**YOUR INSTRUCTIONS**. All lines from the one containing "Extract the structured" through the final line of the entries are to be written out verbatim; no other line is to be included.

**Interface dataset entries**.
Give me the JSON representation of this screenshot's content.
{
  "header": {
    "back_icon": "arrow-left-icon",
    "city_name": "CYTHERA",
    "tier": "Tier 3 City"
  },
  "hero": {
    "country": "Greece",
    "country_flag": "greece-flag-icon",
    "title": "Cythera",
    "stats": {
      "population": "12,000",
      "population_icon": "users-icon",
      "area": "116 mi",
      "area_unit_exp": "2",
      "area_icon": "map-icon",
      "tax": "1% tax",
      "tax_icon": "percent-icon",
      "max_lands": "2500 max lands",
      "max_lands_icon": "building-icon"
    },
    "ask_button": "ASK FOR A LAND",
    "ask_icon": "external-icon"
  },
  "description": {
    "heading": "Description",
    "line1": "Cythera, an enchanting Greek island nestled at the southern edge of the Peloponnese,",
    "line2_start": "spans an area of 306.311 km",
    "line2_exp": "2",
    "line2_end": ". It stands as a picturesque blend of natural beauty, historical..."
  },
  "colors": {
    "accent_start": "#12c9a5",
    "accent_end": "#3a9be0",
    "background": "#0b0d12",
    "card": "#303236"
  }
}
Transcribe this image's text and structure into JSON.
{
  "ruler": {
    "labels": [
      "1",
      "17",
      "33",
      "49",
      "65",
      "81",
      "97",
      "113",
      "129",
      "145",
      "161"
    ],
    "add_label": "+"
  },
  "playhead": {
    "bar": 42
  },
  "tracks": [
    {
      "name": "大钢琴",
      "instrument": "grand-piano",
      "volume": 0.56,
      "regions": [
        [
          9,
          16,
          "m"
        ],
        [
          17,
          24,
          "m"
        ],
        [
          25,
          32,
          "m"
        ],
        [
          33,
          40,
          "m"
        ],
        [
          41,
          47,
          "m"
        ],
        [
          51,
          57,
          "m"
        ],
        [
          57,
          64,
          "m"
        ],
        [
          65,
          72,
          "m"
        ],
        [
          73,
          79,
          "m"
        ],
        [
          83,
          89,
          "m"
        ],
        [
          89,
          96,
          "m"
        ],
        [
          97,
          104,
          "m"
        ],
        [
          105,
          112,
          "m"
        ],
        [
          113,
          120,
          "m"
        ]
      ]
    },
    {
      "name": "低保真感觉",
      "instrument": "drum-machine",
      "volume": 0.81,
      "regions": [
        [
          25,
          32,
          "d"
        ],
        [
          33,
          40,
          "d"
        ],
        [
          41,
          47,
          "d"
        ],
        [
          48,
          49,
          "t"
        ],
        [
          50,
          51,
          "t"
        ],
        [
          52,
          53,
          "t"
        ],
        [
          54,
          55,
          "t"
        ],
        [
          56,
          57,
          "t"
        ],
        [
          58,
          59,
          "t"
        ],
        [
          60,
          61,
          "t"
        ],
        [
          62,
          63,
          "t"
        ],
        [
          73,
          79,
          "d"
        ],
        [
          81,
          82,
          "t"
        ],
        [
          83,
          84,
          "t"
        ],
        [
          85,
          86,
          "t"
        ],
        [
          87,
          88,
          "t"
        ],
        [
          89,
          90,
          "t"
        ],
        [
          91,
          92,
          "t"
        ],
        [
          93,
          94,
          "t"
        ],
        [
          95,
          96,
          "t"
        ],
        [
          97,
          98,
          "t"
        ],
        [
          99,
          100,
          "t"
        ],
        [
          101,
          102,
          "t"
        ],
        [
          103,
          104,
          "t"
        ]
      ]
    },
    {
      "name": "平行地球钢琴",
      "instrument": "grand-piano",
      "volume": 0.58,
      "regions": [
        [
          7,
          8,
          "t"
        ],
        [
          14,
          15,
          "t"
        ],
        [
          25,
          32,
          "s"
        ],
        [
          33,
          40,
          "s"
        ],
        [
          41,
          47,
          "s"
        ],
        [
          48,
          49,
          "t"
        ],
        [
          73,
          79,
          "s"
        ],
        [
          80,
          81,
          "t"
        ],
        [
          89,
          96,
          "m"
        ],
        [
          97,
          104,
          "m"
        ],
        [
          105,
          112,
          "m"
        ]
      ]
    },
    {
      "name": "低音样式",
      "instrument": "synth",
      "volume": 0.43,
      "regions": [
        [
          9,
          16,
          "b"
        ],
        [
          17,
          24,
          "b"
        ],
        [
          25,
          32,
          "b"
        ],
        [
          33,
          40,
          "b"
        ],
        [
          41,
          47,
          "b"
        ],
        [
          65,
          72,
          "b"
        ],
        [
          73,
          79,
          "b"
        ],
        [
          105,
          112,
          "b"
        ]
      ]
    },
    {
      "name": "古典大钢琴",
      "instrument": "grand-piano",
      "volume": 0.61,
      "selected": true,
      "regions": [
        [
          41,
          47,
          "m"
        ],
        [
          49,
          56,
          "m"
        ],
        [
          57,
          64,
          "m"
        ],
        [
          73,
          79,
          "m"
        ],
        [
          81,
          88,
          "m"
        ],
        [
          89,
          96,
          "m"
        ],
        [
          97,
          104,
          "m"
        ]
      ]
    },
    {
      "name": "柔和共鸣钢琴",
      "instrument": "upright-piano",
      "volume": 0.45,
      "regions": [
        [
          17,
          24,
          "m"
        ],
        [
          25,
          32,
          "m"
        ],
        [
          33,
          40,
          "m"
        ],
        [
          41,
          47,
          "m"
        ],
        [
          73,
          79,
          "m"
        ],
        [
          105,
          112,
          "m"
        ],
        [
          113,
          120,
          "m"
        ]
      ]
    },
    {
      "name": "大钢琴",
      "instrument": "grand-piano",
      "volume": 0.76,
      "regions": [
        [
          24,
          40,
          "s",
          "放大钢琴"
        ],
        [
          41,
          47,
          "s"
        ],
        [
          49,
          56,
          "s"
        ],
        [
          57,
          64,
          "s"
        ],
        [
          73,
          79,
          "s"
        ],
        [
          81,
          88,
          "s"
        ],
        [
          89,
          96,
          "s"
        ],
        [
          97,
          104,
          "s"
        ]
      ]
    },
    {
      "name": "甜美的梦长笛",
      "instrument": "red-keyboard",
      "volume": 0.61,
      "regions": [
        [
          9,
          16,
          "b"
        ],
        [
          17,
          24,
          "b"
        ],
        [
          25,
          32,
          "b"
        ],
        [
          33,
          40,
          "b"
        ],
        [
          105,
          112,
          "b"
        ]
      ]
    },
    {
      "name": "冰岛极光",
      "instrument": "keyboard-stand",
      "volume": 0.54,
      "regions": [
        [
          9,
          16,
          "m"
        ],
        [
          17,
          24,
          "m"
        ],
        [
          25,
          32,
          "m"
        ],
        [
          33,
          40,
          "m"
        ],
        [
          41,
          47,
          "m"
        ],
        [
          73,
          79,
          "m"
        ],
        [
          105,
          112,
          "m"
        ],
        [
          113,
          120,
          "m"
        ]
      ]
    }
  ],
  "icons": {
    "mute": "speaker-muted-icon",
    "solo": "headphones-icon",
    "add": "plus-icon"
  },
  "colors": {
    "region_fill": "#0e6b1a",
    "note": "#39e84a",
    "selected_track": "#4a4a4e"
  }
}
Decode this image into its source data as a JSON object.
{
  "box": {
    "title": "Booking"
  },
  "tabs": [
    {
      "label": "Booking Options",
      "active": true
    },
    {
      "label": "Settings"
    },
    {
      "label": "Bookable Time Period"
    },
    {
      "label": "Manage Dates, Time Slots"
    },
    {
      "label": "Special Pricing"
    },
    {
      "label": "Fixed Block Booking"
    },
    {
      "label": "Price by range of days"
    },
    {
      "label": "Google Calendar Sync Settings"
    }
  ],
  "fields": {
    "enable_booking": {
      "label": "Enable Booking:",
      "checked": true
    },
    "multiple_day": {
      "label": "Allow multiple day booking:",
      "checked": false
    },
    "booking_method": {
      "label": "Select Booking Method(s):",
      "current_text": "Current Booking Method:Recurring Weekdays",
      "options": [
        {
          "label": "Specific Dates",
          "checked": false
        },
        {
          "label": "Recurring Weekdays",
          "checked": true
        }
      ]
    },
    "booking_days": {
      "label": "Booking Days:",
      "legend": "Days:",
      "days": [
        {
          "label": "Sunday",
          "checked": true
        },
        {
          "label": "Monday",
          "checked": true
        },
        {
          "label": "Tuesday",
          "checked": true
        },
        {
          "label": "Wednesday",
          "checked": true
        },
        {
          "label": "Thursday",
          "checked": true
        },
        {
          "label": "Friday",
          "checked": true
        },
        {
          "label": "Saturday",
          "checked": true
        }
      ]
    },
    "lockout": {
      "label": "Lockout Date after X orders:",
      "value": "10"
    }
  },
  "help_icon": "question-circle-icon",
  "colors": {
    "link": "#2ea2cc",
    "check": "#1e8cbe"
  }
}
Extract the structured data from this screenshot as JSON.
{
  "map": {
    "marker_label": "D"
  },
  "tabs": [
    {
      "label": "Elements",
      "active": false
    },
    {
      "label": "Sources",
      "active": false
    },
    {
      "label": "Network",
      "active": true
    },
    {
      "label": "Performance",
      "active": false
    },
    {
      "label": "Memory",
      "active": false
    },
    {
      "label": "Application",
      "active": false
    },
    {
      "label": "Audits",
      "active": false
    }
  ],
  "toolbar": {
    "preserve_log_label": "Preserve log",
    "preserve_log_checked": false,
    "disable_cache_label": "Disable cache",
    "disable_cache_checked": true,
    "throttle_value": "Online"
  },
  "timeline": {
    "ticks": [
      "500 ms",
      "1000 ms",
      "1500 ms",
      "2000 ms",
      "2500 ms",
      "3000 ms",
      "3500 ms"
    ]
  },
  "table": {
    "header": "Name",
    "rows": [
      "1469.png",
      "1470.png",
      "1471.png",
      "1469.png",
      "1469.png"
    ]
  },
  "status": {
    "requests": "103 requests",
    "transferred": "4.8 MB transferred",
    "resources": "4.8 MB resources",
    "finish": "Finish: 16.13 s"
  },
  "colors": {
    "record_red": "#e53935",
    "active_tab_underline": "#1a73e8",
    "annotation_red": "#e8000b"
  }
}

**EXERCISE ANSWER**.
Extract the structured data from this screenshot as JSON.
{
  "map": {
    "marker_label": "D"
  },
  "tabs": [
    {
      "label": "Elements",
      "active": false
    },
    {
      "label": "Sources",
      "active": false
    },
    {
      "label": "Network",
      "active": true
    },
    {
      "label": "Performance",
      "active": false
    },
    {
      "label": "Memory",
      "active": false
    },
    {
      "label": "Application",
      "active": false
    },
    {
      "label": "Audits",
      "active": false
    }
  ],
  "toolbar": {
    "preserve_log_label": "Preserve log",
    "preserve_log_checked": false,
    "disable_cache_label": "Disable cache",
    "disable_cache_checked": true,
    "throttle_value": "Online"
  },
  "timeline": {
    "ticks": [
      "500 ms",
      "1000 ms",
      "1500 ms",
      "2000 ms",
      "2500 ms",
      "3000 ms",
      "3500 ms"
    ]
  },
  "table": {
    "header": "Name",
    "rows": [
      "1469.png",
      "1470.png",
      "1471.png",
      "1469.png",
      "1469.png"
    ]
  },
  "status": {
    "requests": "103 requests",
    "transferred": "4.8 MB transferred",
    "resources": "4.8 MB resources",
    "finish": "Finish: 16.13 s"
  },
  "colors": {
    "record_red": "#e53935",
    "active_tab_underline": "#1a73e8",
    "annotation_red": "#e8000b"
  }
}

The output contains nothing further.